Confidence, which may be dependent upon previous experiences and achievements, can be an important contributor to student success.  A major goal for many academic libraries is to develop students’ information literacy (IL) skills and consequently their confidence in performing IL tasks.  However, libraries of all types can play a role in developing students’ IL abilities.  The goal of this study was to observe if there were connections between race/ethnicity, gender, first generation college student status, and previous library experiences, including public and school library use, to college students’ confidence in performing research-related functions.  Understanding the role that demographics and prior experiences with libraries, regardless of type, may have on the maintenance, progress, and growth in IL is significant, as it encourages librarians to consider how their particular program contributes to their various populations’ continuing IL development. 

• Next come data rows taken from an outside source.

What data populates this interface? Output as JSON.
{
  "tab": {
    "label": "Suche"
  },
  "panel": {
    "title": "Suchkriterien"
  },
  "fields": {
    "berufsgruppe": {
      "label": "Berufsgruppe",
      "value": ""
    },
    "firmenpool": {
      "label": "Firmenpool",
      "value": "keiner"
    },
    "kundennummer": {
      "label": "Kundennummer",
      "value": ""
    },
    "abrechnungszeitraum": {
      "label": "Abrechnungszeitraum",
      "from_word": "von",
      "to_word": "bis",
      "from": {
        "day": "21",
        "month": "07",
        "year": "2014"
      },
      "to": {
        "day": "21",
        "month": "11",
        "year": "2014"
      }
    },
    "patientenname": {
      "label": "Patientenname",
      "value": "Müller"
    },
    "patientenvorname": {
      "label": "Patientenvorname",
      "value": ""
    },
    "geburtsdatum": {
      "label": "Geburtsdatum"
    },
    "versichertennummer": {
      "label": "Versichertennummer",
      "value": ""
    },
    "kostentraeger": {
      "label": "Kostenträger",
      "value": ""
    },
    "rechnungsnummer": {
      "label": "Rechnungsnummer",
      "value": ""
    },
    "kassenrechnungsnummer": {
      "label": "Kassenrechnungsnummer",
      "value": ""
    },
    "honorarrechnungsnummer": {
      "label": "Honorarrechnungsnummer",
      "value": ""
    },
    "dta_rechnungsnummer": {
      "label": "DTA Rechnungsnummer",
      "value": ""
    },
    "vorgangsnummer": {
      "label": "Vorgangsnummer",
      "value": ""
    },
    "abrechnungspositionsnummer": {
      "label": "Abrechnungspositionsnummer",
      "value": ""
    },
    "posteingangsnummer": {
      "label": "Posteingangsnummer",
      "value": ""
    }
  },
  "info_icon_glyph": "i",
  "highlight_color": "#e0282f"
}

In this study, undergraduate students enrolled in HPRF 100W, a mandatory writing class specific to health care professions, were asked to identify the types of library experiences that they had prior to the session.  Student demographics were collected in addition to students’ confidence in performing the following four items: differentiating between popular and scholarly materials, distinguishing between primary and secondary sources, revising a database search, and identifying the particular resources for the discipline.  These four tasks are significant to being successful in the health care realm; health care disciplines require practitioners to effectively and efficiently navigate the specialized literature for clinical practices that are based on evidence.  Lastly, students were asked content questions to gauge proficiency of the four IL concepts.

During the Fall 2012 semester, the authors taught 13 one-shot IL sessions among the 15 HPRF 100W sections.  Student demographics, confidence levels, and mastery of IL content questions were collected through the Qualtrics online software.  Two hundred and thirty-nine students completed the survey.  Of the total, 184 were female and 55 were male. 

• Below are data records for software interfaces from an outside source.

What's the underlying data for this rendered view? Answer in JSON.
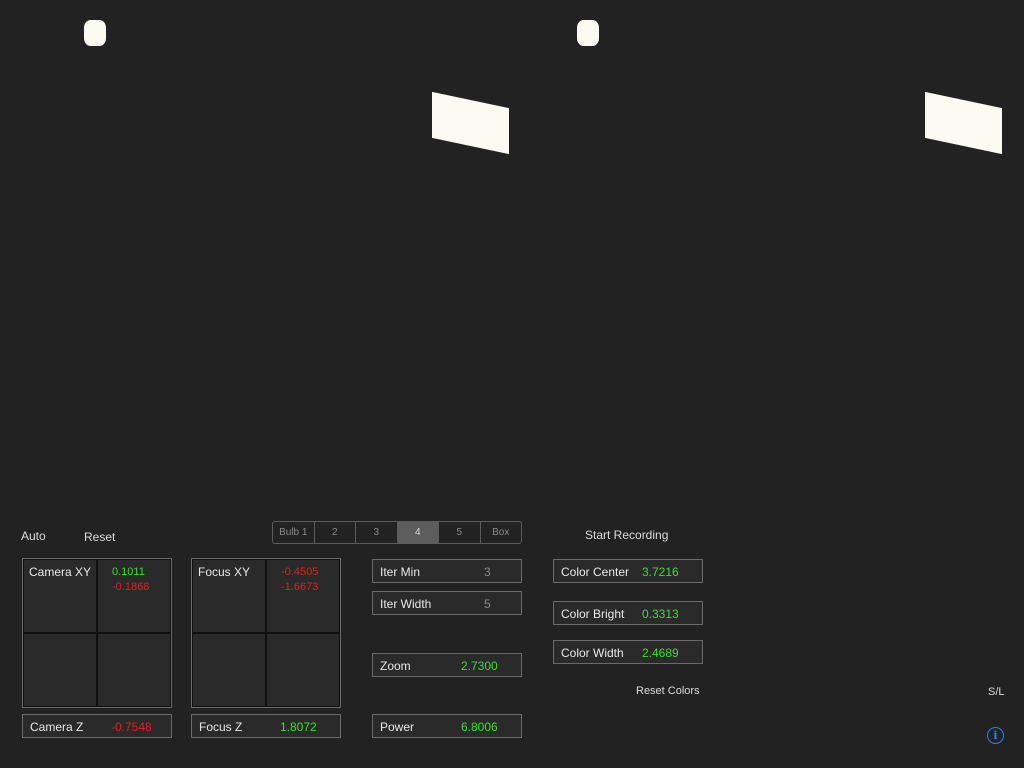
{
  "toolbar": {
    "auto_label": "Auto",
    "reset_label": "Reset",
    "start_recording_label": "Start Recording"
  },
  "segments": [
    "Bulb 1",
    "2",
    "3",
    "4",
    "5",
    "Box"
  ],
  "selected_segment": "4",
  "camera_xy": {
    "label": "Camera XY",
    "x": "0.1011",
    "y": "-0.1868"
  },
  "focus_xy": {
    "label": "Focus XY",
    "x": "-0.4505",
    "y": "-1.6673"
  },
  "camera_z": {
    "label": "Camera Z",
    "value": "-0.7548"
  },
  "focus_z": {
    "label": "Focus Z",
    "value": "1.8072"
  },
  "iter_min": {
    "label": "Iter Min",
    "value": "3"
  },
  "iter_width": {
    "label": "Iter Width",
    "value": "5"
  },
  "zoom": {
    "label": "Zoom",
    "value": "2.7300"
  },
  "power": {
    "label": "Power",
    "value": "6.8006"
  },
  "color_center": {
    "label": "Color Center",
    "value": "3.7216"
  },
  "color_bright": {
    "label": "Color Bright",
    "value": "0.3313"
  },
  "color_width": {
    "label": "Color Width",
    "value": "2.4689"
  },
  "reset_colors_label": "Reset Colors",
  "sl_label": "S/L",
  "info_glyph": "i",
  "colors": {
    "positive": "#39e02a",
    "negative": "#e02020",
    "info": "#2f7fe8"
  }
}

The results indicate that females are generally more confident in their IL skills than their male counterparts.  The females consistently marked their confidence levels higher than the male students across all four of the tasks. 

Viewing student confidence through the lens of race/ethnicity, those with a European background were the least confident, followed by Asian/Pacific Islanders, and Latino/as.  Other racial and ethnic groups had too few representatives to draw conclusions.

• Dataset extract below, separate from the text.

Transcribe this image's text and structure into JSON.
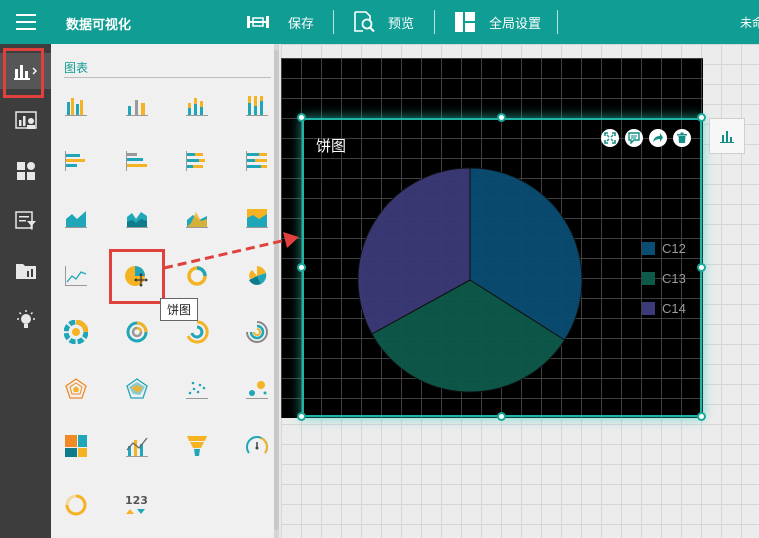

Interestingly enough, those without prior, formal library experiences were more confident than their counterparts who had had previous library experiences in either public or school libraries.

Finally, first generation college students were more confident in their IL skills than their counterparts who were not first generation.

Further research is needed to ensure that these results are not specific to this cohort.  Also, additional analysis connecting student demographics, prior library experiences, and confidence levels to actual IL content mastery would widen the scope of this study.  Lastly, the authors would like to investigate if overconfidence could be a relevant factor to the observed values.


Valeria E. Molteni
Academic Liaison Librarian, MLK Library, San José State University

Emily K. Chan
Academic Liaison Librarian, MLK Library, San José State University